Just to make sure that the reader understands his point, another pro-slavery theologian, Benjamin Morgan Palmer’s pro-secession “Thanksgiving Speech,” is cited to purportedly prove that the slave states, by seceding, were defending Christianity against atheism. Evans concludes that “ungodly thinking has taken our land to the brink of destruction,” and urges the readers to have faith in Christianity.
By examining the SCV 2009-2010 bookstore catalog , we see a number of neo-Confederate works. There’s the book Dred Scott Decision by E.W.R. Ewing defending the Dred Scott decision. There is also Myths of American Slavery and Antebellum Slavery: An Orthodox Christian View for sale, along with The South Was Right!, which denounces the Voting Rights Act as fraudulent and condemns Reconstruction, our nation’s first and splendid attempt at a multiracial democracy. In addition, there is the book, Southern by the Grace of God by Michael Andrew Grissom, which praises the Ku Klux Klan of the nineteenth and twentieth century and urges its readers to read The Clansman by Thomas Dixon. There’s Connor’s The South Under Siege, with its arguments that the civil rights movement was a Jewish conspiracy and African Americans have low IQs. There are likewise books praising the white terrorist Red Shirts of South Carolina, such as Hampton and His Redshirts: South Carolina Deliverance in 1976 by Alfred B. Williams and Ousting the Carpetbagger from South Carolina by Henry T. Thompson. There is also a selection of works condemning Lincoln by Thomas DiLorenzo. The preceding description of the 2009-2010 catalog is largely available in the 2008-2009 catalog. Thus, the promotion of such works is clearly not a one-time thing.
Before the media, the Sons of Confederate Veterans like to present an image of nostalgia and talk of “heritage” and historical remembrance. However, the reality is much grimmer: they advance a neo-Confederate agenda of racism and white supremacy, anti-Semitism, defend slavery and promote the ridiculous idea that Abraham Lincoln, the first president of the Republican Party, was part of a communist conspiracy.
Allowing them an official license plate will aid the SCV in publicizing their organization and will give them the endorsement of the State of Texas.
The twenty-first century is a global and multiracial century, Texas is a multiracial state, and the Texas state government should not enable or even appear to promote a white supremacist group.
Edward H. Sebesta
comments powered by Disqus
- Black Delegates at GOP Convention at Lowest Level in History

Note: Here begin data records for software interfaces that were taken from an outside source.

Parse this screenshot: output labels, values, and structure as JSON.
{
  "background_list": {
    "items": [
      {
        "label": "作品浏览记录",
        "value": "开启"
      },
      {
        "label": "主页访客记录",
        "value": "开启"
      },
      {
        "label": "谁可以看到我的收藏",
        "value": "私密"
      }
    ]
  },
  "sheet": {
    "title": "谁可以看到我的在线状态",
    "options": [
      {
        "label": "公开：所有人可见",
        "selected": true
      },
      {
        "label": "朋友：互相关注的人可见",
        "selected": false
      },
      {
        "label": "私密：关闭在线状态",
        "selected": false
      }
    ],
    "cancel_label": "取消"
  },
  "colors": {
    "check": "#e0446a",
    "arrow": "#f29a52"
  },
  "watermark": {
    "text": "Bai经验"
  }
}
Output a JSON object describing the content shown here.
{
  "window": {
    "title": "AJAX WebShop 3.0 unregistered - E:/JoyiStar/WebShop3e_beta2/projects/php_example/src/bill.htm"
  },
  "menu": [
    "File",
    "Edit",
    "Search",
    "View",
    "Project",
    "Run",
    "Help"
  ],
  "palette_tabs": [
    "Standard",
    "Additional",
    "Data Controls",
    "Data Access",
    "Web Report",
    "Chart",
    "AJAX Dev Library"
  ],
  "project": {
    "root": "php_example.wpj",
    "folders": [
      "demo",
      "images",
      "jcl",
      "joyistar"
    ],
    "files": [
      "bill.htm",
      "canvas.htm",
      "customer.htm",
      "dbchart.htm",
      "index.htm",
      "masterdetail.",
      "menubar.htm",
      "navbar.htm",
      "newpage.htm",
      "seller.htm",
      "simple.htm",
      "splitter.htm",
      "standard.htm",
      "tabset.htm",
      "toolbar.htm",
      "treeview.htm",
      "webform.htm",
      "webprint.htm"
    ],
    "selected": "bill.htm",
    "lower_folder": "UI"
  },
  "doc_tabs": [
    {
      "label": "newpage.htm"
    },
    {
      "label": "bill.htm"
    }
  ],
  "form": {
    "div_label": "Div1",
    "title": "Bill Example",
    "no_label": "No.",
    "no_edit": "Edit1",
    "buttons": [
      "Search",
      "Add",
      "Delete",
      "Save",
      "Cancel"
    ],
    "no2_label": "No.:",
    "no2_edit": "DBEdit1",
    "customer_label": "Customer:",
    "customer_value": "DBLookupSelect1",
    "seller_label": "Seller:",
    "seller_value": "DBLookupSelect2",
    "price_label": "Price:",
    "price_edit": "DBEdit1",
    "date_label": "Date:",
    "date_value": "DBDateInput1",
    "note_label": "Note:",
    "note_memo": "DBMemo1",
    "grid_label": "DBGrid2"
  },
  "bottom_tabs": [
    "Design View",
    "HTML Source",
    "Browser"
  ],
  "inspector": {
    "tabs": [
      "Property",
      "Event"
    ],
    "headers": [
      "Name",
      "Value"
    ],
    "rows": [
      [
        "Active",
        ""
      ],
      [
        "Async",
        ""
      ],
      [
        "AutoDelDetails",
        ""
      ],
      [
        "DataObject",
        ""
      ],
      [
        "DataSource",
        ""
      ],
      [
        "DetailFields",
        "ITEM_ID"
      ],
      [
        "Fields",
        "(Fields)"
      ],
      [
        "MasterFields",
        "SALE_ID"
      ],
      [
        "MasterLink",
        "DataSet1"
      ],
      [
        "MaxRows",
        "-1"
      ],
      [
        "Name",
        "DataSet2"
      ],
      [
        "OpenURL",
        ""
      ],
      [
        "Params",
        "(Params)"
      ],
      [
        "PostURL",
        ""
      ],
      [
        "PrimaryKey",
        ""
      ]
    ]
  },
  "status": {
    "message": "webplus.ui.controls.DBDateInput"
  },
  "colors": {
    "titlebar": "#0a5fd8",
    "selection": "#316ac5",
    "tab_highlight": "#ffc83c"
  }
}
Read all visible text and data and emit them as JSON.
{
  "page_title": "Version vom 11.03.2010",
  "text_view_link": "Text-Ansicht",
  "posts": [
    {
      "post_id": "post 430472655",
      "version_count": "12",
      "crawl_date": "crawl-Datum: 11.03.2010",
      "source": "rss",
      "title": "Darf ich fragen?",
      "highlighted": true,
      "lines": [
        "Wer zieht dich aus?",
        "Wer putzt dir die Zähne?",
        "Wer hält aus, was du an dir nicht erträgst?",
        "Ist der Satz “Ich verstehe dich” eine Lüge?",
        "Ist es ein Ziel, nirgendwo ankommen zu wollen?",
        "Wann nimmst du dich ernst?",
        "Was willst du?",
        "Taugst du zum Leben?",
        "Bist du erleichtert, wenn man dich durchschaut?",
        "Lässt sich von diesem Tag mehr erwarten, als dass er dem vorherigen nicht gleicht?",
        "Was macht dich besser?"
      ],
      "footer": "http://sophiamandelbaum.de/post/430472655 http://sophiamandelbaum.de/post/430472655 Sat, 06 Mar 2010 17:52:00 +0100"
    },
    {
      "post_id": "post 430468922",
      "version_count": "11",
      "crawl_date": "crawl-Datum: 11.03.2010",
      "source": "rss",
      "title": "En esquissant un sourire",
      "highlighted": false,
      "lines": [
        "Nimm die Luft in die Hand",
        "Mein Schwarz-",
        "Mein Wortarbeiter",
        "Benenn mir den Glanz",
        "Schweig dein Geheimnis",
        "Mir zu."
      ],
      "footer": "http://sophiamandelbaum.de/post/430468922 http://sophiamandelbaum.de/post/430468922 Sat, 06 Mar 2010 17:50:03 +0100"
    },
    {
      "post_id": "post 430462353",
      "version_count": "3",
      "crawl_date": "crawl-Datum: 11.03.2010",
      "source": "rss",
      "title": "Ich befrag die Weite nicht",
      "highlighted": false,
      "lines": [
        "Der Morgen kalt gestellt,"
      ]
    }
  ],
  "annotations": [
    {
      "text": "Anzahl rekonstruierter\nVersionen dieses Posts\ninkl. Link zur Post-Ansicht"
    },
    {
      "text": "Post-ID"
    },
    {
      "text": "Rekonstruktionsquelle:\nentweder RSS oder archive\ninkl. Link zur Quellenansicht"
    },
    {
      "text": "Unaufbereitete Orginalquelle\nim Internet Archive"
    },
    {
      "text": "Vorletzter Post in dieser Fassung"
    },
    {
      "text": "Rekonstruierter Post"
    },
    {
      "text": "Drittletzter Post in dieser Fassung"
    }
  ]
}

- Richard Moe calls on Obama to make Utah's Bears Ears a national monument. Bears Ears?
- What History Says About Donald Trump’s Convention Speech
- Rep. Steve King doubles down on white supremacy claim
- Does Melania Trump know what plagiarism is?
- Daniel Pipes: “Why I Just Quit the Republican Party"
- Jill Lepore attended the GOP convention
- Ramsay Cook died in Toronto on July 14, after a brief battle with pancreatic cancer
- Adam Hochschild says he met the ghosts of his own work at a recent visit to the multiplex
- Colleges are implored to teach their own history